** Records drawn from a dataset **
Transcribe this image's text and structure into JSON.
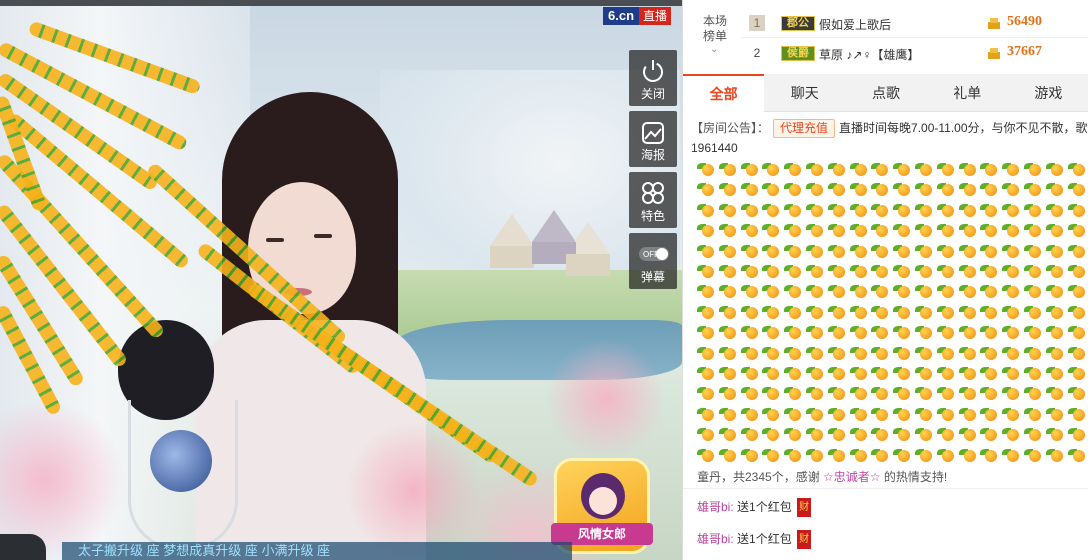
{
  "video": {
    "logo_site": "6.cn",
    "logo_live": "直播",
    "side_buttons": [
      {
        "label": "关闭",
        "icon": "power-icon"
      },
      {
        "label": "海报",
        "icon": "poster-icon"
      },
      {
        "label": "特色",
        "icon": "feature-icon"
      },
      {
        "label": "弹幕",
        "icon": "danmaku-toggle-icon",
        "toggle": "OFF"
      }
    ],
    "badge_text": "风情女郎",
    "danmu_text": "太子搬升级 座  梦想成真升级 座  小满升级 座"
  },
  "rank": {
    "title_line1": "本场",
    "title_line2": "榜单",
    "rows": [
      {
        "num": "1",
        "level": "郡公",
        "name": "假如爱上歌后",
        "score": "56490"
      },
      {
        "num": "2",
        "level": "侯爵",
        "name": "草原 ♪↗♀【雄鹰】",
        "score": "37667"
      }
    ]
  },
  "tabs": [
    "全部",
    "聊天",
    "点歌",
    "礼单",
    "游戏"
  ],
  "notice": {
    "prefix": "【房间公告】：",
    "button": "代理充值",
    "text": "直播时间每晚7.00-11.00分，与你不见不散，歌",
    "second_line": "1961440"
  },
  "gift_grid": {
    "rows": 15,
    "cols": 18,
    "icon": "orange-gift-icon"
  },
  "thanks": {
    "text_before": "童丹，共2345个，感谢",
    "user": "☆忠诚者☆",
    "text_after": "的热情支持!"
  },
  "messages": [
    {
      "user": "雄哥bi:",
      "text": "送1个红包",
      "badge": "财"
    },
    {
      "user": "雄哥bi:",
      "text": "送1个红包",
      "badge": "财"
    }
  ],
  "colors": {
    "accent": "#e8471d",
    "score": "#e2731c",
    "username": "#b6449e"
  }
}
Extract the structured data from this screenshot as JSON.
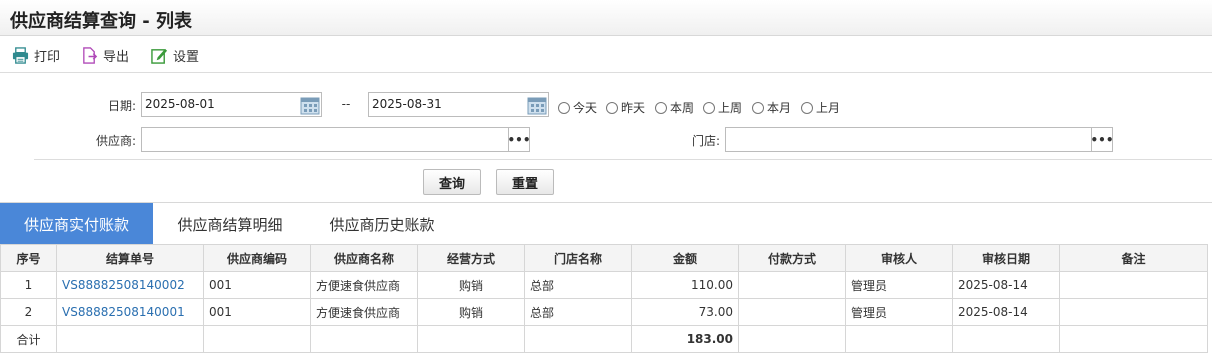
{
  "page": {
    "title": "供应商结算查询 - 列表"
  },
  "toolbar": {
    "print": "打印",
    "export": "导出",
    "settings": "设置"
  },
  "filter": {
    "date_label": "日期:",
    "date_from": "2025-08-01",
    "date_sep": "--",
    "date_to": "2025-08-31",
    "quick_ranges": [
      "今天",
      "昨天",
      "本周",
      "上周",
      "本月",
      "上月"
    ],
    "supplier_label": "供应商:",
    "supplier_value": "",
    "store_label": "门店:",
    "store_value": "",
    "dots": "•••",
    "query_button": "查询",
    "reset_button": "重置"
  },
  "tabs": [
    {
      "label": "供应商实付账款",
      "active": true
    },
    {
      "label": "供应商结算明细",
      "active": false
    },
    {
      "label": "供应商历史账款",
      "active": false
    }
  ],
  "table": {
    "columns": [
      "序号",
      "结算单号",
      "供应商编码",
      "供应商名称",
      "经营方式",
      "门店名称",
      "金额",
      "付款方式",
      "审核人",
      "审核日期",
      "备注"
    ],
    "rows": [
      [
        "1",
        "VS88882508140002",
        "001",
        "方便速食供应商",
        "购销",
        "总部",
        "110.00",
        "",
        "管理员",
        "2025-08-14",
        ""
      ],
      [
        "2",
        "VS88882508140001",
        "001",
        "方便速食供应商",
        "购销",
        "总部",
        "73.00",
        "",
        "管理员",
        "2025-08-14",
        ""
      ]
    ],
    "total_label": "合计",
    "total_amount": "183.00"
  }
}
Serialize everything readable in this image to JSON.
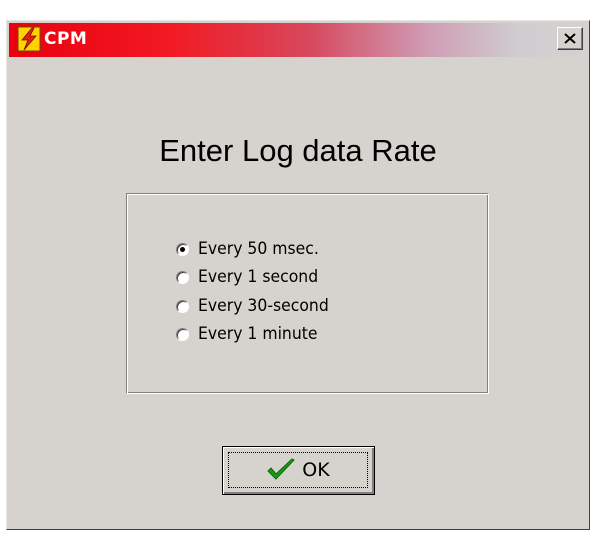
{
  "window": {
    "title": "CPM",
    "icon": "lightning-bolt-icon",
    "close_icon": "close-icon"
  },
  "dialog": {
    "heading": "Enter Log data Rate",
    "options": [
      {
        "label": "Every 50 msec.",
        "selected": true
      },
      {
        "label": "Every 1 second",
        "selected": false
      },
      {
        "label": "Every 30-second",
        "selected": false
      },
      {
        "label": "Every 1 minute",
        "selected": false
      }
    ],
    "ok_button": {
      "label": "OK",
      "icon": "checkmark-icon"
    }
  },
  "colors": {
    "titlebar_start": "#e8000e",
    "titlebar_end": "#d4d2cf",
    "dialog_background": "#d6d3ce",
    "checkmark": "#1a9a1a"
  }
}
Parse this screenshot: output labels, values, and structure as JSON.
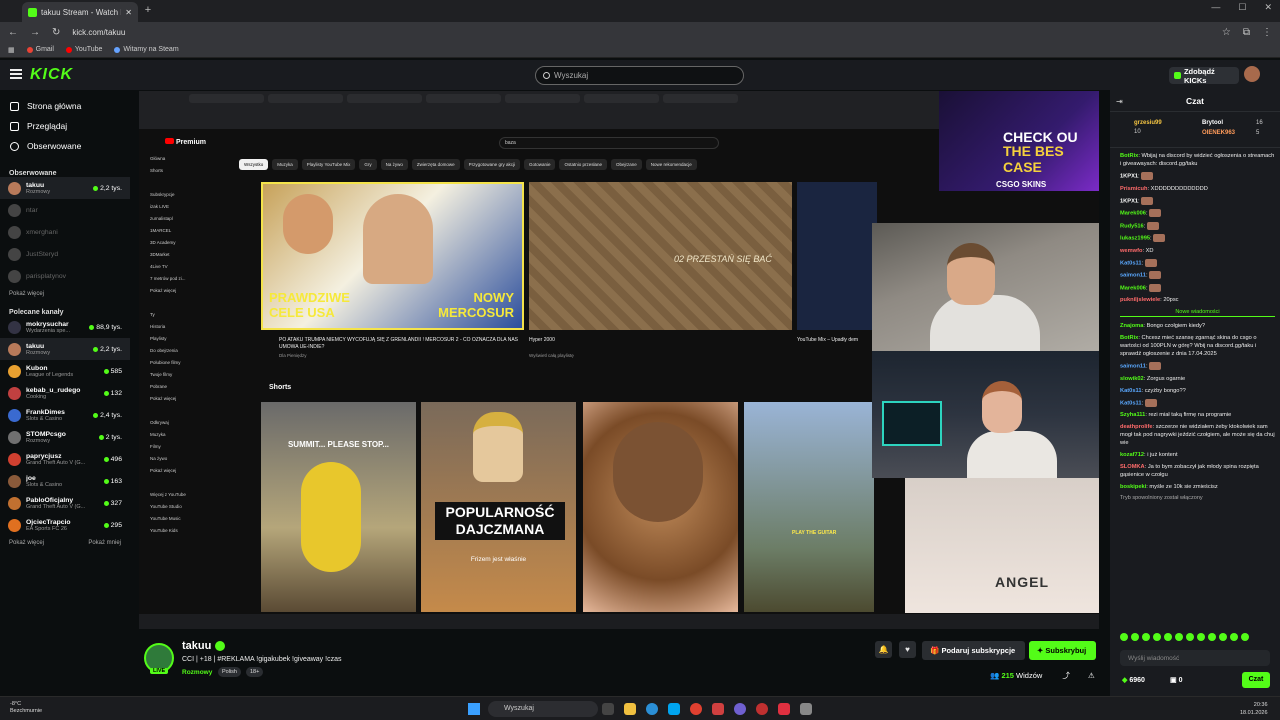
{
  "browser": {
    "tab_title": "takuu Stream - Watch Live",
    "url": "kick.com/takuu",
    "bookmarks": [
      "Gmail",
      "YouTube",
      "Witamy na Steam"
    ]
  },
  "header": {
    "search_placeholder": "Wyszukaj",
    "get_kicks": "Zdobądź KICKs"
  },
  "sidebar": {
    "nav": [
      "Strona główna",
      "Przeglądaj",
      "Obserwowane"
    ],
    "followed_title": "Obserwowane",
    "followed": [
      {
        "name": "takuu",
        "sub": "Rozmowy",
        "viewers": "2,2 tys.",
        "live": true
      },
      {
        "name": "ntar",
        "sub": "",
        "viewers": "",
        "live": false
      },
      {
        "name": "xmerghani",
        "sub": "",
        "viewers": "",
        "live": false
      },
      {
        "name": "JustSteryd",
        "sub": "",
        "viewers": "",
        "live": false
      },
      {
        "name": "parisplatynov",
        "sub": "",
        "viewers": "",
        "live": false
      }
    ],
    "show_more": "Pokaż więcej",
    "recommended_title": "Polecane kanały",
    "recommended": [
      {
        "name": "mokrysuchar",
        "sub": "Wydarzenia spe...",
        "viewers": "88,9 tys."
      },
      {
        "name": "takuu",
        "sub": "Rozmowy",
        "viewers": "2,2 tys."
      },
      {
        "name": "Kubon",
        "sub": "League of Legends",
        "viewers": "585"
      },
      {
        "name": "kebab_u_rudego",
        "sub": "Cooking",
        "viewers": "132"
      },
      {
        "name": "FrankDimes",
        "sub": "Slots & Casino",
        "viewers": "2,4 tys."
      },
      {
        "name": "STOMPcsgo",
        "sub": "Rozmowy",
        "viewers": "2 tys."
      },
      {
        "name": "paprycjusz",
        "sub": "Grand Theft Auto V (G...",
        "viewers": "496"
      },
      {
        "name": "joe",
        "sub": "Slots & Casino",
        "viewers": "163"
      },
      {
        "name": "PabloOficjalny",
        "sub": "Grand Theft Auto V (G...",
        "viewers": "327"
      },
      {
        "name": "OjciecTrapcio",
        "sub": "EA Sports FC 26",
        "viewers": "295"
      }
    ],
    "show_more2": "Pokaż więcej",
    "show_less": "Pokaż mniej"
  },
  "stream": {
    "yt_logo": "Premium",
    "yt_query": "baza",
    "chips": [
      "Wszystko",
      "Muzyka",
      "Playlisty YouTube Mix",
      "Gry",
      "Na żywo",
      "Zwierzęta domowe",
      "Przygotowane gry akcji",
      "Gotowanie",
      "Ostatnio przesłane",
      "Obejrzane",
      "Nowe rekomendacje"
    ],
    "yt_side": [
      "Główna",
      "Shorts",
      "",
      "Subskrypcje",
      "izak LIVE",
      "zurnalistapl",
      "1MARCEL",
      "3D Academy",
      "3DMarket",
      "4Live TV",
      "7 metrów pod zi...",
      "Pokaż więcej",
      "",
      "Ty",
      "Historia",
      "Playlisty",
      "Do obejrzenia",
      "Polubione filmy",
      "Twoje filmy",
      "Pobrane",
      "Pokaż więcej",
      "",
      "Odkrywaj",
      "Muzyka",
      "Filmy",
      "Na żywo",
      "Pokaż więcej",
      "",
      "Więcej z YouTube",
      "YouTube Studio",
      "YouTube Music",
      "YouTube Kids"
    ],
    "thumb1_left": "PRAWDZIWE CELE USA",
    "thumb1_right": "NOWY MERCOSUR",
    "thumb2_text": "02 PRZESTAŃ SIĘ BAĆ",
    "video1_title": "PO ATAKU TRUMPA NIEMCY WYCOFUJĄ SIĘ Z GRENLANDII ! MERCOSUR 2 - CO OZNACZA DLA NAS UMOWA UE-INDIE?",
    "video1_meta": "Dla Pieniędzy",
    "video2_title": "Hyper 2000",
    "video2_meta": "Wyświetl całą playlistę",
    "video3_title": "YouTube Mix – Upadły dem",
    "shorts_label": "Shorts",
    "short1_text": "SUMMIT... PLEASE STOP...",
    "short2_text": "POPULARNOŚĆ DAJCZMANA",
    "short2_sub": "Frizem jest właśnie",
    "short4_text": "PLAY THE GUITAR",
    "csgo_line1": "CHECK OU",
    "csgo_line2": "THE BES CASE",
    "csgo_brand": "CSGO SKINS",
    "girl_text": "ANGEL"
  },
  "channel": {
    "name": "takuu",
    "title": "CCI | +18 | #REKLAMA !gigakubek !giveaway !czas",
    "category": "Rozmowy",
    "tags": [
      "Polish",
      "18+"
    ],
    "live": "LIVE",
    "gift_label": "Podaruj subskrypcje",
    "sub_label": "Subskrybuj",
    "viewers": "215",
    "viewers_label": "Widzów"
  },
  "chat": {
    "title": "Czat",
    "pinned": [
      {
        "name": "grzesiu99",
        "value": "10"
      },
      {
        "name": "Brytool",
        "value": "16"
      },
      {
        "name": "OIENEK963",
        "value": "5"
      }
    ],
    "messages": [
      {
        "user": "BotRix",
        "color": "#53fc18",
        "text": "Wbijaj na discord by widzieć ogłoszenia o streamach i giveawayach: discord.gg/taku"
      },
      {
        "user": "1KPX1",
        "color": "#ffffff",
        "text": ""
      },
      {
        "user": "Prismicuh",
        "color": "#ff6b6b",
        "text": "XDDDDDDDDDDDDD"
      },
      {
        "user": "1KPX1",
        "color": "#ffffff",
        "text": ""
      },
      {
        "user": "Marek006",
        "color": "#53fc18",
        "text": ""
      },
      {
        "user": "Rudy516",
        "color": "#53fc18",
        "text": ""
      },
      {
        "user": "lukasz1995",
        "color": "#53fc18",
        "text": ""
      },
      {
        "user": "wemwfo",
        "color": "#ff6b6b",
        "text": "XD"
      },
      {
        "user": "Kat0s11",
        "color": "#5aa8ff",
        "text": ""
      },
      {
        "user": "saimon11",
        "color": "#5aa8ff",
        "text": ""
      },
      {
        "user": "Marek006",
        "color": "#53fc18",
        "text": ""
      },
      {
        "user": "pukniljslewiele",
        "color": "#ff6b6b",
        "text": "20psc"
      }
    ],
    "new_messages": "Nowe wiadomości",
    "messages2": [
      {
        "user": "Znajoma",
        "color": "#53fc18",
        "text": "Bongo czołgiem kiedy?"
      },
      {
        "user": "BotRix",
        "color": "#53fc18",
        "text": "Chcesz mieć szansę zgarnąć skina do csgo o wartości od 100PLN w górę? Wbij na discord.gg/taku i sprawdź ogłoszenie z dnia 17.04.2025"
      },
      {
        "user": "saimon11",
        "color": "#5aa8ff",
        "text": ""
      },
      {
        "user": "slowik02",
        "color": "#53fc18",
        "text": "Zorgus ogarnie"
      },
      {
        "user": "Kat0s11",
        "color": "#5aa8ff",
        "text": "czyżby bongo??"
      },
      {
        "user": "Kat0s11",
        "color": "#5aa8ff",
        "text": ""
      },
      {
        "user": "Szyha111",
        "color": "#53fc18",
        "text": "rezi miał taką firmę na programie"
      },
      {
        "user": "deathprolife",
        "color": "#ff6b6b",
        "text": "szczerze nie widziałem żeby ktokolwiek sam mogł tak pod nagrywki jeździć czołgiem, ale może się da chuj wie"
      },
      {
        "user": "kozaf712",
        "color": "#53fc18",
        "text": "i już kontent"
      },
      {
        "user": "SLOMKA",
        "color": "#ff6b6b",
        "text": "Ja to bym zobaczył jak młody spina rozpięta gąsienice w czołgu"
      },
      {
        "user": "boskipeki",
        "color": "#53fc18",
        "text": "myśle ze 10k sie zmieścisz"
      }
    ],
    "slow_mode": "Tryb spowolniony został włączony",
    "input_placeholder": "Wyślij wiadomość",
    "kicks_balance": "6960",
    "other_balance": "0",
    "send_label": "Czat"
  },
  "taskbar": {
    "temp": "-8°C",
    "weather": "Bezchmurnie",
    "search": "Wyszukaj",
    "time": "20:36",
    "date": "18.01.2026"
  }
}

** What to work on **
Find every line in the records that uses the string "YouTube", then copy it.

** Answer to this problem **
      "YouTube",
      "Playlisty YouTube Mix",
      "Więcej z YouTube",
      "YouTube Studio",
      "YouTube Music",
      "YouTube Kids"
    "video3_title": "YouTube Mix – Upadły dem",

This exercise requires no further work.